Unfortunately, work makes it difficult to be motivated to do a lot of cooking during the week, but once a week on the weekends seems a reasonable goal as I try to get back into my abandoned habit of cooking something special once in a while. My first project has been to explore May Bsisu's gorgeous book, The Arab Table. The pictures alone make the book worthwhile, but she makes it even more captivating by adding little cultural tidbits to the intros of each recipe. So far I've tried her recipe for Monazallet bi aswad (eggplant with ground beef, which I sadly have to admit I did not love) and a slightly modified version of her recipe for Lebanese Meat Pies (which I really did love and plan to eat again and as often as possible!).
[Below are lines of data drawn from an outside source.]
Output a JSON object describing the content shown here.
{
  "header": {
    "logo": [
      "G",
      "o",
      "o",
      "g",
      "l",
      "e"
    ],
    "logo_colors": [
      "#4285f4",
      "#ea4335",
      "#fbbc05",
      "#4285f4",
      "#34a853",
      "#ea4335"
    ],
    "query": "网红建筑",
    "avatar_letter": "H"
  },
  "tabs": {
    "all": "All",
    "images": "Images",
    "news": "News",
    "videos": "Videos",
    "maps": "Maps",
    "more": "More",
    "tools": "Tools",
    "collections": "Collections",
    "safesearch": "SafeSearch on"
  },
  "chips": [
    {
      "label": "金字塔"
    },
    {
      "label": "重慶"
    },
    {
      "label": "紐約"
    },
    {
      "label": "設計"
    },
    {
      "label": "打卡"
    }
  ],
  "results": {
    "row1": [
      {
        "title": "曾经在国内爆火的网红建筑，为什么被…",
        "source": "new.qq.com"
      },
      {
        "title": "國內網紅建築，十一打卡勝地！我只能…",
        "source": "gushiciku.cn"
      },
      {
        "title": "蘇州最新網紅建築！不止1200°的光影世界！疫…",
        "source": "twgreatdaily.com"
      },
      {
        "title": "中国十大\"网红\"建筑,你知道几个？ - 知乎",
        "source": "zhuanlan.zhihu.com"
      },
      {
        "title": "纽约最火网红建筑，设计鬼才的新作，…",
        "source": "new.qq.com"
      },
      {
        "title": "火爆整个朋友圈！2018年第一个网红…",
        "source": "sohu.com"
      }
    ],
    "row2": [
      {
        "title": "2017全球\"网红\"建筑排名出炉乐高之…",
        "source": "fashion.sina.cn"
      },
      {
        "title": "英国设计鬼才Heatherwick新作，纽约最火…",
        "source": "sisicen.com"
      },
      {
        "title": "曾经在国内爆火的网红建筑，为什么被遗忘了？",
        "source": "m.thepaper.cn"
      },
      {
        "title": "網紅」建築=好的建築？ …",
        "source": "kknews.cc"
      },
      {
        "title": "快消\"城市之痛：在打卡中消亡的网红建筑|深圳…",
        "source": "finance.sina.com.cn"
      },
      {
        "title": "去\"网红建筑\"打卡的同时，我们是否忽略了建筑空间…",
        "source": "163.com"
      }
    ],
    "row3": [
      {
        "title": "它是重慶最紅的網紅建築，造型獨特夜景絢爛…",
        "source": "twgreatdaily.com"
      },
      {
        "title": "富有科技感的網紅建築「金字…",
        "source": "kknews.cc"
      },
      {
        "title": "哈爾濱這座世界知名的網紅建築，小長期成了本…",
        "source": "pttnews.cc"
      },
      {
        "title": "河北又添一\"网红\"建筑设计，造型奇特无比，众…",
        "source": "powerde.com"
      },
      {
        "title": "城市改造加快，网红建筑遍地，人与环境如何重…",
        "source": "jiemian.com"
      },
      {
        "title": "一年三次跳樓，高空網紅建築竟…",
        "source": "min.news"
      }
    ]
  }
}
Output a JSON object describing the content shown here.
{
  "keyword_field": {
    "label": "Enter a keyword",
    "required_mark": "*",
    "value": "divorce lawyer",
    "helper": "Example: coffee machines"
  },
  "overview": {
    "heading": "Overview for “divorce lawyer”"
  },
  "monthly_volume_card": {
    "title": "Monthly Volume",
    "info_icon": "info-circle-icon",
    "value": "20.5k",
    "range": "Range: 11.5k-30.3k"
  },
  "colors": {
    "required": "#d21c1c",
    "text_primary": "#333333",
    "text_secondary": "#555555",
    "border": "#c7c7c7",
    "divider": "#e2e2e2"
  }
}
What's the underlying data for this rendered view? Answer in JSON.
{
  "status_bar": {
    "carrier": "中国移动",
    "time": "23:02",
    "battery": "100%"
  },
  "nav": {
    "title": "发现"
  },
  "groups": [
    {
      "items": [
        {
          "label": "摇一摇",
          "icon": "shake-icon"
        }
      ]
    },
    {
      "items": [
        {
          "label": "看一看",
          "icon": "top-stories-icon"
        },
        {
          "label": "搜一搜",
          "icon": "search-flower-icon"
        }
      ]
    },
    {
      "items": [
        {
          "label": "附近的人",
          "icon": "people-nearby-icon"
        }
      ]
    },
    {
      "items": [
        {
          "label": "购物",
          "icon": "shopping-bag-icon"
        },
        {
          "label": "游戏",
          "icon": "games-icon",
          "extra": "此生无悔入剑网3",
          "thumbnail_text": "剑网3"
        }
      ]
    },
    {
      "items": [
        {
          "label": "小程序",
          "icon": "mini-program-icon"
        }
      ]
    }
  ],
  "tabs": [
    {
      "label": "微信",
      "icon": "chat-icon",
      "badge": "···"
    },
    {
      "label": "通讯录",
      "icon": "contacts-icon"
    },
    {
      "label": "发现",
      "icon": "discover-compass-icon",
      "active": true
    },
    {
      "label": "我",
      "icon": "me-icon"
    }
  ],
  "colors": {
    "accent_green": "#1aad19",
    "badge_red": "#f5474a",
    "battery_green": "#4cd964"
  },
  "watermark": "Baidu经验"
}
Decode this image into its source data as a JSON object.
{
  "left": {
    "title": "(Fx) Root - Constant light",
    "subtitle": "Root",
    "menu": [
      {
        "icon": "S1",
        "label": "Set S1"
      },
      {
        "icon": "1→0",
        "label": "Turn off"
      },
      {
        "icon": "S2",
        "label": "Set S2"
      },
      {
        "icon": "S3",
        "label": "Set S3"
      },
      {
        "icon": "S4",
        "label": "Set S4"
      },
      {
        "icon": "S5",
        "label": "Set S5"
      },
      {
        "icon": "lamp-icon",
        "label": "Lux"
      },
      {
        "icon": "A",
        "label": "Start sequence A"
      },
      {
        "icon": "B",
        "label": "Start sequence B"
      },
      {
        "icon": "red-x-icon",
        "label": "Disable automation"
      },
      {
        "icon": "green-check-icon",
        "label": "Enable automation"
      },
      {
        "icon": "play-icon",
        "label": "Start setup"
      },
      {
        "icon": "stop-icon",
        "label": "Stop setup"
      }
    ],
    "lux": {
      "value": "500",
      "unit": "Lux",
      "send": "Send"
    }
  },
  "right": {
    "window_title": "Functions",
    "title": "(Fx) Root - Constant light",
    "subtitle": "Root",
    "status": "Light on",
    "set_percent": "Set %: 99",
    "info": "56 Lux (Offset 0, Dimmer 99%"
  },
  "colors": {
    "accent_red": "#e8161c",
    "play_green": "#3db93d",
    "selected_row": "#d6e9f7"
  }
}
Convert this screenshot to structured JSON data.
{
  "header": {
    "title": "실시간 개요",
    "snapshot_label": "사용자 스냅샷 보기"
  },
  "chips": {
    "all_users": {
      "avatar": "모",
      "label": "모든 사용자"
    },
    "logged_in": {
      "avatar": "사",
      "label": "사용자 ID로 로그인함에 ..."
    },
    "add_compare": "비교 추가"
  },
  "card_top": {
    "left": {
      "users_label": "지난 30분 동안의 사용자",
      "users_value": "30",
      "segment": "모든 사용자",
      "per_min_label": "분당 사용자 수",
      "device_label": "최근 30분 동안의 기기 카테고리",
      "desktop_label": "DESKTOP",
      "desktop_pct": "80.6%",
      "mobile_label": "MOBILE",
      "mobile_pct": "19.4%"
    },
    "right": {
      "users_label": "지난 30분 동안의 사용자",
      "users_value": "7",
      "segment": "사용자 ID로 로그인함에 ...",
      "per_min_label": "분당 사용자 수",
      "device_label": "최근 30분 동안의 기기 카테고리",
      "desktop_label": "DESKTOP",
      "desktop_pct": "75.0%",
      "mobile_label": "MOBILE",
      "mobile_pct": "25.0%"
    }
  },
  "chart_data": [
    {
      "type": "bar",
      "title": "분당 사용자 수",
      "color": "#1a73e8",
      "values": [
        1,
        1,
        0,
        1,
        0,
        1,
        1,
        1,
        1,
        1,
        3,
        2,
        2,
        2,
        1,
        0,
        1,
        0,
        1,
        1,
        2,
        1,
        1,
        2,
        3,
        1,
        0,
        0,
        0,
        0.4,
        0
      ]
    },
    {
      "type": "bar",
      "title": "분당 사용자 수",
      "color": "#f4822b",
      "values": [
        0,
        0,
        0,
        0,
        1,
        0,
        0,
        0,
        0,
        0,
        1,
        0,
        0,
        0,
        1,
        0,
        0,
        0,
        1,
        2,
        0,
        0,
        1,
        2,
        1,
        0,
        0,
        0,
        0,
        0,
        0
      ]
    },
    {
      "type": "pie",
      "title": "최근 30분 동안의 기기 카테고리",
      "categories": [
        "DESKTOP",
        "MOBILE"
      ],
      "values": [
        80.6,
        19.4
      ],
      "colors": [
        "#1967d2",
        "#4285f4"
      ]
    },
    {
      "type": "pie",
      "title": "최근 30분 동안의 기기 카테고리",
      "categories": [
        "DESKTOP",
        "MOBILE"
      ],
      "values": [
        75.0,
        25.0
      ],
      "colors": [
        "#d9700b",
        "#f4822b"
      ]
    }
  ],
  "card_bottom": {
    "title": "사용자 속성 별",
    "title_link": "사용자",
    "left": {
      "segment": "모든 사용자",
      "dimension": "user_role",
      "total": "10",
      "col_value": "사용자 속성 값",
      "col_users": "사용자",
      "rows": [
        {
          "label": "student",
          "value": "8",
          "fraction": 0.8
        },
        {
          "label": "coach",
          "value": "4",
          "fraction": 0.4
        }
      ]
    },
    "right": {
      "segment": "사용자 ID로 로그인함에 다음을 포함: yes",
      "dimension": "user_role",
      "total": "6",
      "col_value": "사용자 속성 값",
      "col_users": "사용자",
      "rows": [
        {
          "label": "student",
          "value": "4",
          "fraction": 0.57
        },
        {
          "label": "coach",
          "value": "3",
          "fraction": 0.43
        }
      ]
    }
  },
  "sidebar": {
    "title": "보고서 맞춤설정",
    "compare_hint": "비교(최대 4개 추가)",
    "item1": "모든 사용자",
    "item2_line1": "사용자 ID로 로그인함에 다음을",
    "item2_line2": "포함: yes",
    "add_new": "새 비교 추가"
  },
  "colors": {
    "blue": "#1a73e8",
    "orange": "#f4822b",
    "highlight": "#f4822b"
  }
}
These delicious, savory pastries were filled with a blend of ground beef, onions, tomatoes, pomegranate syrup, pine nuts and lovely autumn colored spices. My modifications consisted mostly of food processing the onions with the spices rather than chopping them and of accidentally adding a whole tablespoon of allspice rather than a teaspoon. Basically I'm inept and lazy. But you know what? It was all good anyway! The major difference between my version and hers, however, was that I am too lazy (have I mentioned that I'm lazy?) to make my own dough and opted to instead use phyllo dough sheets from the freezer section of the my grocery store. I was a little nervous at first. My phyllo dough experience centers mostly around stuffing my piehole with baklava, so I basically had no idea what I was doing. Somehow my first experience turned out to be phyllotastic anyway!
I'm not sure what the real recipe tastes like (I suspect the dough is heavier), but the combination of the thin layers of pastry brushed with olive oil was lovely with the filling, so I think it unlikely that I will do anything different when I make these again (other than possibly add raisins and tweak the baking time a little - it took a bit for me to figure out what the perfect amount was to evenly brown the pastry, as you can see from the early tries in the pic). We ate them accompanied by a salad of greens, dried cranberries, candied pecans, gorgonzola with raspberry vinagrette and a glass of riesling. Not very Middle Eastern, but still a delicious combination that complimented the pastries, which I think will inevitably make their way into dinner party rotation at some point in the not too distant future. Meanwhile, I have trying Bsisu's recipes for Semolina Pistachio Layer Cake, Shrimp with Garlic and Cilantro and Sweet Rice to keep me busy for a while!